[DATA SECTION Boundary: Start]
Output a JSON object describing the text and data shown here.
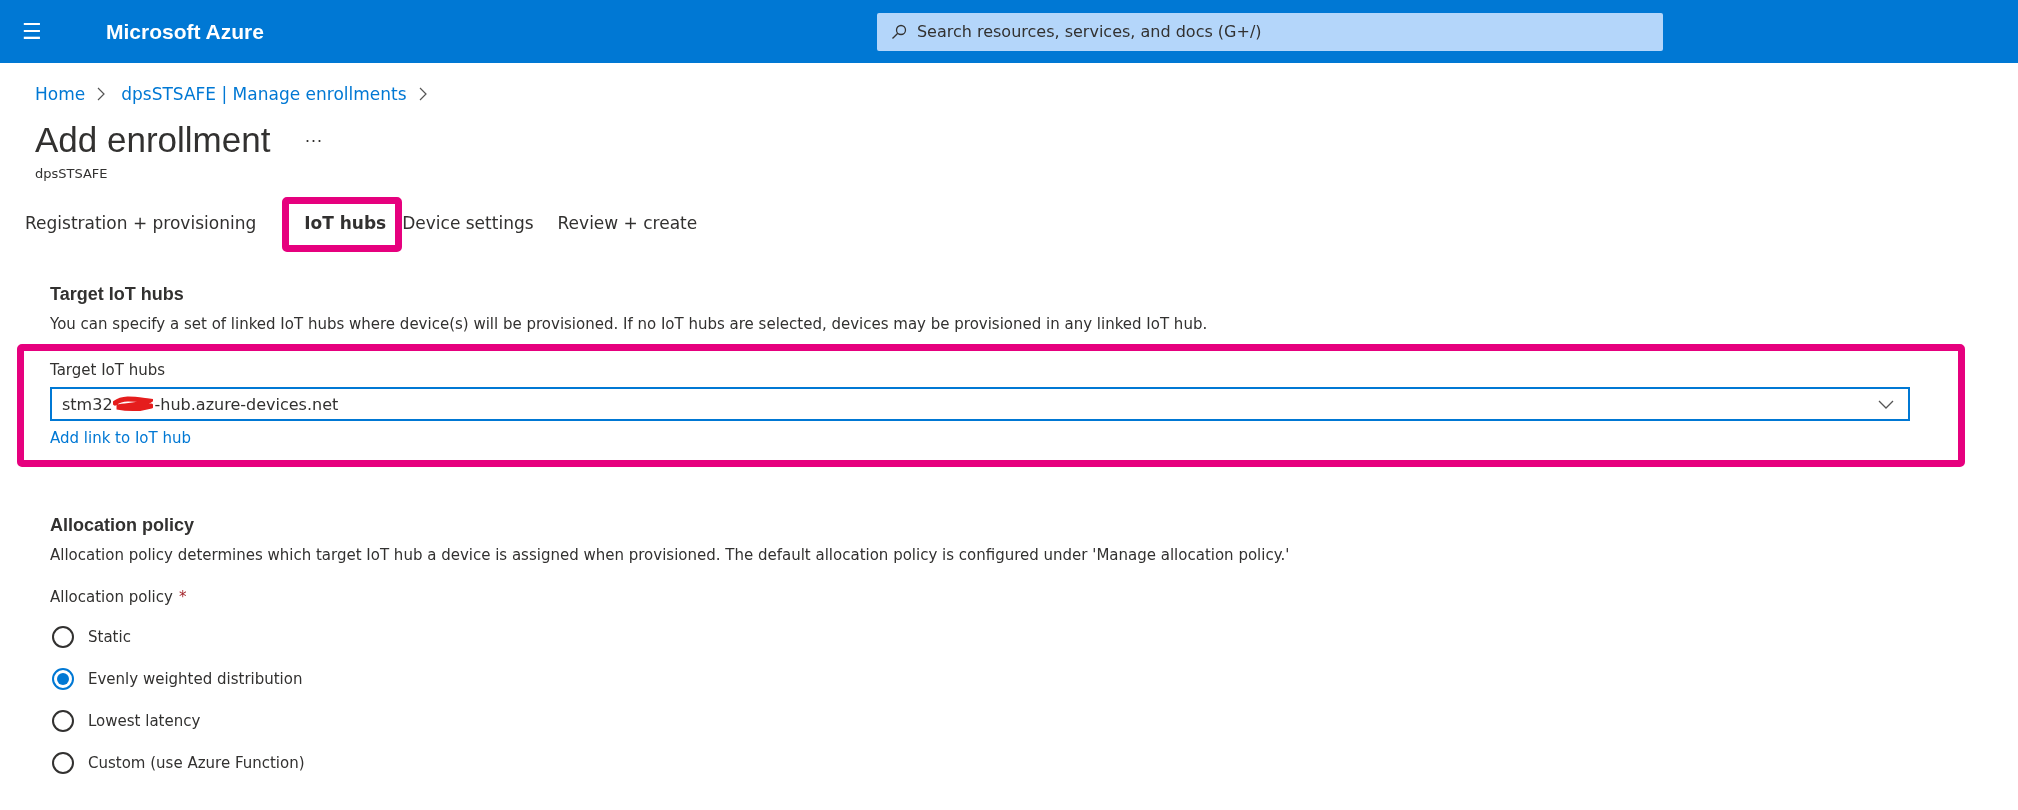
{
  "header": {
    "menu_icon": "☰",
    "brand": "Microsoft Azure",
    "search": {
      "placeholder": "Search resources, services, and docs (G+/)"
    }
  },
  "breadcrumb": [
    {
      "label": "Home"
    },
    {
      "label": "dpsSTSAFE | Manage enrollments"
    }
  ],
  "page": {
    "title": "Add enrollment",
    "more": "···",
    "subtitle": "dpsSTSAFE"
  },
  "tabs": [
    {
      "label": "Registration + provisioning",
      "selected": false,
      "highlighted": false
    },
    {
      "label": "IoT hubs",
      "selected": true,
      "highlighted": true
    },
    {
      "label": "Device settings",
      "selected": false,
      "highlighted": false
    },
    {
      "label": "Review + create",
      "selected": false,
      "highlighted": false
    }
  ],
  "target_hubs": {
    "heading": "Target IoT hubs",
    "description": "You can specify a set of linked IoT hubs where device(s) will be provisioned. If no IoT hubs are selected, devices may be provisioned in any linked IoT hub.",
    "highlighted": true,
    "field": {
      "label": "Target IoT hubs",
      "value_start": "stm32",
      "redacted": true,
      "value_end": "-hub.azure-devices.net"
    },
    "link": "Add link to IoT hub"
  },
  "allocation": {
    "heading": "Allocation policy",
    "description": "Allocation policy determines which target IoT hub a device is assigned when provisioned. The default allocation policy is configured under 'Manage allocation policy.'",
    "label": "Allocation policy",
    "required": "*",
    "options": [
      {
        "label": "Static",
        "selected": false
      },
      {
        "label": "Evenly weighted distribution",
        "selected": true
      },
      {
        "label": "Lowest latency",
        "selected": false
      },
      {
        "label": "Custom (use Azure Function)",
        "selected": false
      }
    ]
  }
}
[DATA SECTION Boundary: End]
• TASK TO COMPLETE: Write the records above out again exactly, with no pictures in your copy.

• TASK ANSWER:
Output a JSON object describing the text and data shown here.
{
  "header": {
    "menu_icon": "☰",
    "brand": "Microsoft Azure",
    "search": {
      "placeholder": "Search resources, services, and docs (G+/)"
    }
  },
  "breadcrumb": [
    {
      "label": "Home"
    },
    {
      "label": "dpsSTSAFE | Manage enrollments"
    }
  ],
  "page": {
    "title": "Add enrollment",
    "more": "···",
    "subtitle": "dpsSTSAFE"
  },
  "tabs": [
    {
      "label": "Registration + provisioning",
      "selected": false,
      "highlighted": false
    },
    {
      "label": "IoT hubs",
      "selected": true,
      "highlighted": true
    },
    {
      "label": "Device settings",
      "selected": false,
      "highlighted": false
    },
    {
      "label": "Review + create",
      "selected": false,
      "highlighted": false
    }
  ],
  "target_hubs": {
    "heading": "Target IoT hubs",
    "description": "You can specify a set of linked IoT hubs where device(s) will be provisioned. If no IoT hubs are selected, devices may be provisioned in any linked IoT hub.",
    "highlighted": true,
    "field": {
      "label": "Target IoT hubs",
      "value_start": "stm32",
      "redacted": true,
      "value_end": "-hub.azure-devices.net"
    },
    "link": "Add link to IoT hub"
  },
  "allocation": {
    "heading": "Allocation policy",
    "description": "Allocation policy determines which target IoT hub a device is assigned when provisioned. The default allocation policy is configured under 'Manage allocation policy.'",
    "label": "Allocation policy",
    "required": "*",
    "options": [
      {
        "label": "Static",
        "selected": false
      },
      {
        "label": "Evenly weighted distribution",
        "selected": true
      },
      {
        "label": "Lowest latency",
        "selected": false
      },
      {
        "label": "Custom (use Azure Function)",
        "selected": false
      }
    ]
  }
}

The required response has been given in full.